A long-standing central challenge in natural science is to detect the change point (aka regime shift) in the dynamics of natural systems using historical data. To address this scientific problem, a novel method, Nested-Library Analysis, is developed by the master graduate Yong-Jin Huang and Prof. Chih-hao Hsieh from the Institute of Oceanography and Prof. Chun-Wei Chang from the Institute of Fisheries Science, NTU. This new method can be applied to all kinds of natural systems and well estimates the change point even under the condition where the abrupt change in the underlying mechanism is not reflected by the statistical distribution of the data segment. This work is published in PLOS Computational Biology in Jan. 2024.
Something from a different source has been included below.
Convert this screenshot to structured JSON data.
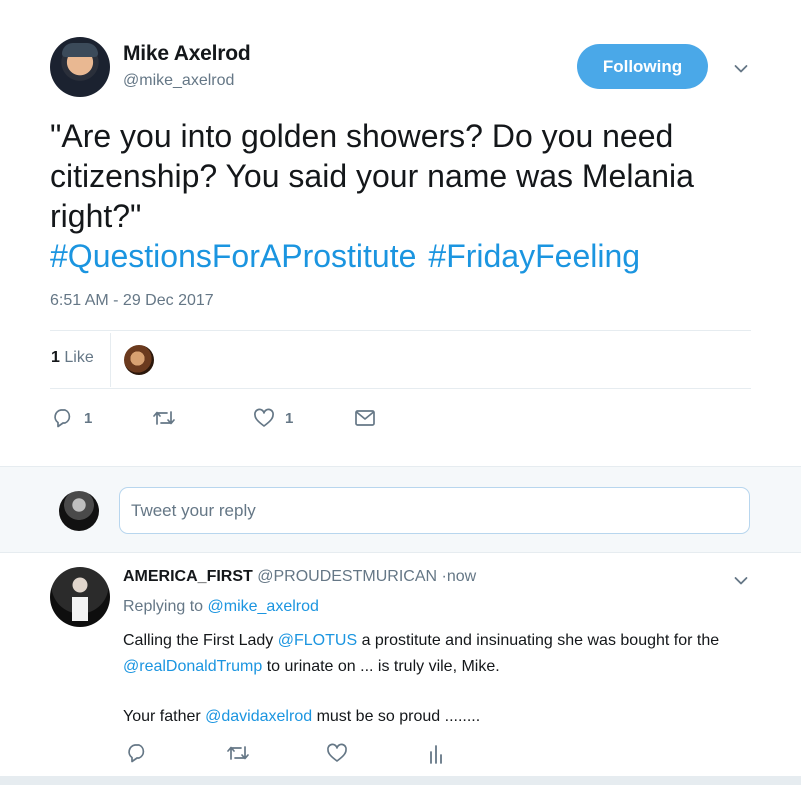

A natural system of interest is rarely described as a closed system; therefore, the system may have undergone a regime shift. Such a shift could result from a sudden fluctuation caused by external force, or a critical transition taking place when certain gradually changing parameter reaches a critical threshold. These regime-shift events can exert a great influence on the dynamics of a system. However, the “significant change” may be difficult to identify, because (i) nonlinearity or even chaos present in the system dynamics, (ii) system variables that exhibit apparent shifts may be unobserved, and (iii) low signal-to-noise ratio occurs in the data. In fact, these problematic conditions are ubiquitous; however, existing change-point detection methods did not take the former two issues into consideration. In this research, by sequentially eliminating historical data points in the library/training set to optimize the performance of Empirical Dynamic Modeling (EDM), Nested-Library Analysis serves as a generic automatic detection method (Figure 1). Investigations using model data indicate that NLA overcomes the limitations and outperforms all existing detection methods. As a real-world example, NLA successfully detects the change point in the Pacific Decadal Oscillation index, which is highly consistent with the change point reported in the literature.

This novel and generic detection algorithm provides an effective tool for natural sciences and environmental managements. By applying NLA as an ad hoc analysis, one can identify several periods from time series data that are supposed to be modeled separately, so as to ensure the validity of argument in analysis and improve the forecast ability. Otherwise, overlooking or wrongly estimating of occurrence of dynamical shifts could result in inappropriate employment of a forecast model or analysis. Moreover, the NLA method can even be used to reveal the abrupt shifts in system that, otherwise, was unnoticed by looking at the statistical properties of time series data per se; thus, NLA provides insights into further investigation on the underlying mechanism as well as its cause and consequence.

Figure 1. Schematic illustrating Nested-Library Analysis (NLA) to detect abrupt shifts in dynamics. In (a), the black line represents the observation data of a species y in a chaotic ecological system, while the red line illustrates a latent variable N (assumed to be unobserved/unobservable). In this example, the latent variable determines the interaction strength between the species x and y. However, there is no significant change in the data distribution of the species y, a situation where existing detection methods fail. In NLA, we sequentially eliminate data points from the library set (the part of observation data without green background), quantifying the performance of EDM using prediction error. Then, the result is obtained as (b). Since the performance of EDM is optimized when it just excludes all the data points of which underlying mechanism is distinct from that of test set (with green background in (a)), we can conclude whether and when an abrupt shift occurs in the system according to the change in the error curve.


Huang, Y. J., Chang, C. W., & Hsieh, C. H. (2024). Detecting shifts in nonlinear dynamics using Empirical Dynamic Modeling with Nested-Library Analysis. PLOS Computational Biology, 20(1), e1011759.